AVAILABLE DATA section start
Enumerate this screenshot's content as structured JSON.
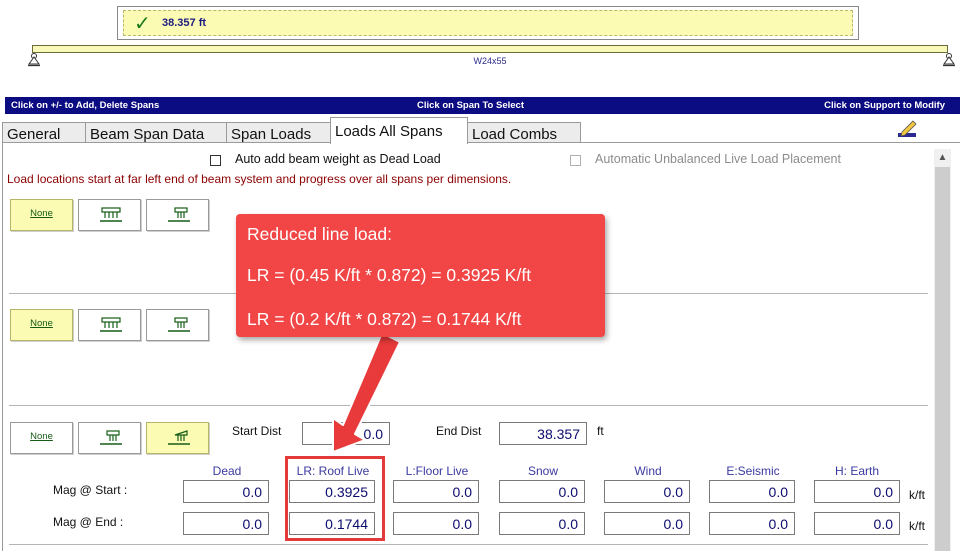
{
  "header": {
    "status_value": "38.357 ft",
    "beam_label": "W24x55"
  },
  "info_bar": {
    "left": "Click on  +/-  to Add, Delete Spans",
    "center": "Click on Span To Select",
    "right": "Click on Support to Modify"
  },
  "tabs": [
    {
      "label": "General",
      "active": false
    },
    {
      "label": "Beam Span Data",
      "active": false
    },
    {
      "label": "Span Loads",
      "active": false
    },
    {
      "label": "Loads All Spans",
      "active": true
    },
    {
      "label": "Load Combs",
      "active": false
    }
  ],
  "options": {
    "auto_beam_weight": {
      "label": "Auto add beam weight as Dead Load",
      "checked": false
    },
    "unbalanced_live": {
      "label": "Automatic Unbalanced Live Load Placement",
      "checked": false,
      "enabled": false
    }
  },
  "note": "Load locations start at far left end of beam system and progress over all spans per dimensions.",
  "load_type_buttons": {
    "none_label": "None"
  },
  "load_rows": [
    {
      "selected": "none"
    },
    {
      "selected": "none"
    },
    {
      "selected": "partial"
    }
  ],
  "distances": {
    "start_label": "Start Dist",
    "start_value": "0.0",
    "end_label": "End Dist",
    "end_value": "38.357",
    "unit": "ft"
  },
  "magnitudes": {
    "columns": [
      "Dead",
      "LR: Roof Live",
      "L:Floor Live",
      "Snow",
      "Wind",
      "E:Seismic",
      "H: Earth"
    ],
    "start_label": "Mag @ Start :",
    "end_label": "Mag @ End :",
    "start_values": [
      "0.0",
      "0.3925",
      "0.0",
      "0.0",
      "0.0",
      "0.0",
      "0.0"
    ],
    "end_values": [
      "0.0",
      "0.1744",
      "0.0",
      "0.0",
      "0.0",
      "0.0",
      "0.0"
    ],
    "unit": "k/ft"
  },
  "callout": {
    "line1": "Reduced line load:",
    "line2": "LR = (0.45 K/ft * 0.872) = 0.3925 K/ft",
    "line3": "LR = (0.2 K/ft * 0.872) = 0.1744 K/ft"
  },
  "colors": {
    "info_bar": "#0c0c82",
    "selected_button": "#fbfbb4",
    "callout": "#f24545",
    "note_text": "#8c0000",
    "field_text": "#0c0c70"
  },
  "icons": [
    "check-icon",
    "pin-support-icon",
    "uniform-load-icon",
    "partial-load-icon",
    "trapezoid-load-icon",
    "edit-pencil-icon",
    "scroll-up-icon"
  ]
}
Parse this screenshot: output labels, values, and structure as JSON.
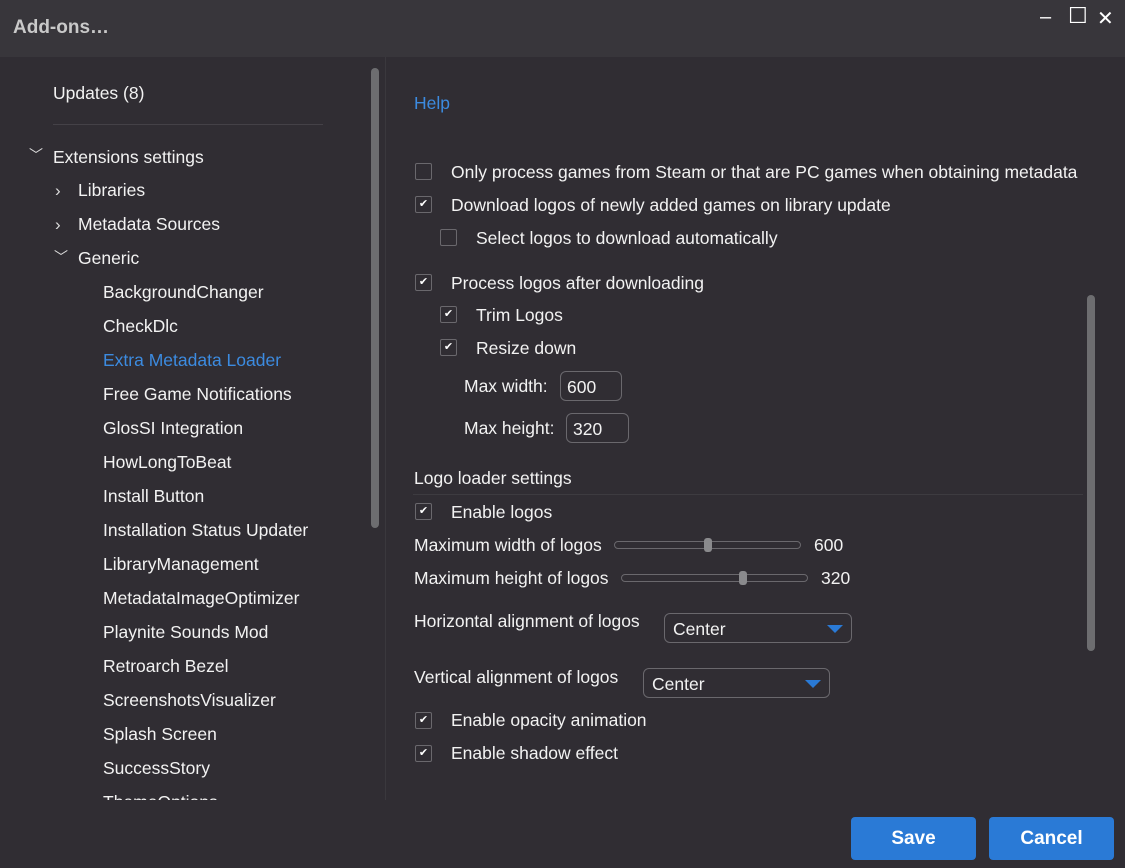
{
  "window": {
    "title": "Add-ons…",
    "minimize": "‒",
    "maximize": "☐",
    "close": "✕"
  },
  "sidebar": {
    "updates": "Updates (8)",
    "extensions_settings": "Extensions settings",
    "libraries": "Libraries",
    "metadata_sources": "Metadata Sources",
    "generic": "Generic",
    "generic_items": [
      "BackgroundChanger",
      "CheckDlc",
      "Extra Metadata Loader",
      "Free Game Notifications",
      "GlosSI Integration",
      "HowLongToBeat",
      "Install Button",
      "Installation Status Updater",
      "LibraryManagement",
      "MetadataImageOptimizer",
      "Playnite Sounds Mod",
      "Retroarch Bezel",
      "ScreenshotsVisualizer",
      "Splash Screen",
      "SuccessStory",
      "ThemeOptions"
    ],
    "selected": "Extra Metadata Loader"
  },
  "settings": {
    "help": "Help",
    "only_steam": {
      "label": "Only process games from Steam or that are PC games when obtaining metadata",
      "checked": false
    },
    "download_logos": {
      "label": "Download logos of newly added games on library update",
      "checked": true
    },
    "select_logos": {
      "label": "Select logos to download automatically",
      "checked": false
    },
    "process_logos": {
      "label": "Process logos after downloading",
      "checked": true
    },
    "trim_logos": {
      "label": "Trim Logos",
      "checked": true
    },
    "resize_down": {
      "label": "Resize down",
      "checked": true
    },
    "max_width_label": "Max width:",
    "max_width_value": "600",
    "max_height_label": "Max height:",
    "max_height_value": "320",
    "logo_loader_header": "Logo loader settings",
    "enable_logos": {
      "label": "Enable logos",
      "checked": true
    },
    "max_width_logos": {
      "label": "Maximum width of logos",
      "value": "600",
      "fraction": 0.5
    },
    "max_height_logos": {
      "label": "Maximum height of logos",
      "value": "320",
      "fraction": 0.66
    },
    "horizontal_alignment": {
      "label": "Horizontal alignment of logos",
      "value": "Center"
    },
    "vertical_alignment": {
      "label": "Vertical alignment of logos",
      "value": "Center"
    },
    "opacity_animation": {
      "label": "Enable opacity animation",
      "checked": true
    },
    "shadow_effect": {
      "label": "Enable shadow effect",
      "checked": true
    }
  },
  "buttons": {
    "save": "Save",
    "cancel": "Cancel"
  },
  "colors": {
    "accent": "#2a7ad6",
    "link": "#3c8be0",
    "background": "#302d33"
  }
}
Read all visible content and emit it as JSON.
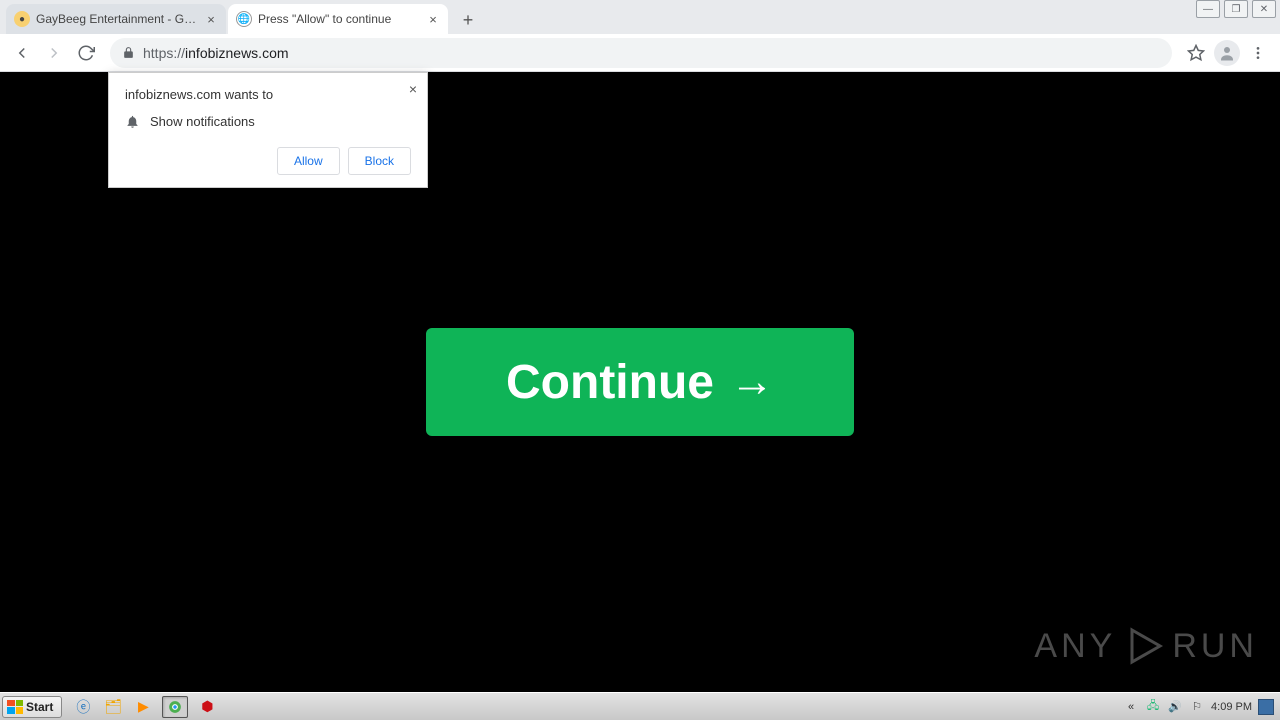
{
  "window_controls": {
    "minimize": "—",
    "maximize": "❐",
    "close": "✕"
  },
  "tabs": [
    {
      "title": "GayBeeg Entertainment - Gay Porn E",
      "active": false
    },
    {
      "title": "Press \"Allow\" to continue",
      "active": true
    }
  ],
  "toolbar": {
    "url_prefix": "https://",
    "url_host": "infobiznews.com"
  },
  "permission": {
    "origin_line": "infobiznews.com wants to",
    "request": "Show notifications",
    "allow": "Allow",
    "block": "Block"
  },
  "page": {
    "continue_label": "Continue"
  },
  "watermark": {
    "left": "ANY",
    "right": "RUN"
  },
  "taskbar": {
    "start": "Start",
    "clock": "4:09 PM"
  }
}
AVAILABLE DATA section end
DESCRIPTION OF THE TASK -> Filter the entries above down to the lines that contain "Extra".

RESPONSE TO THE EXERCISE ->
      "Extra Metadata Loader",
    "selected": "Extra Metadata Loader"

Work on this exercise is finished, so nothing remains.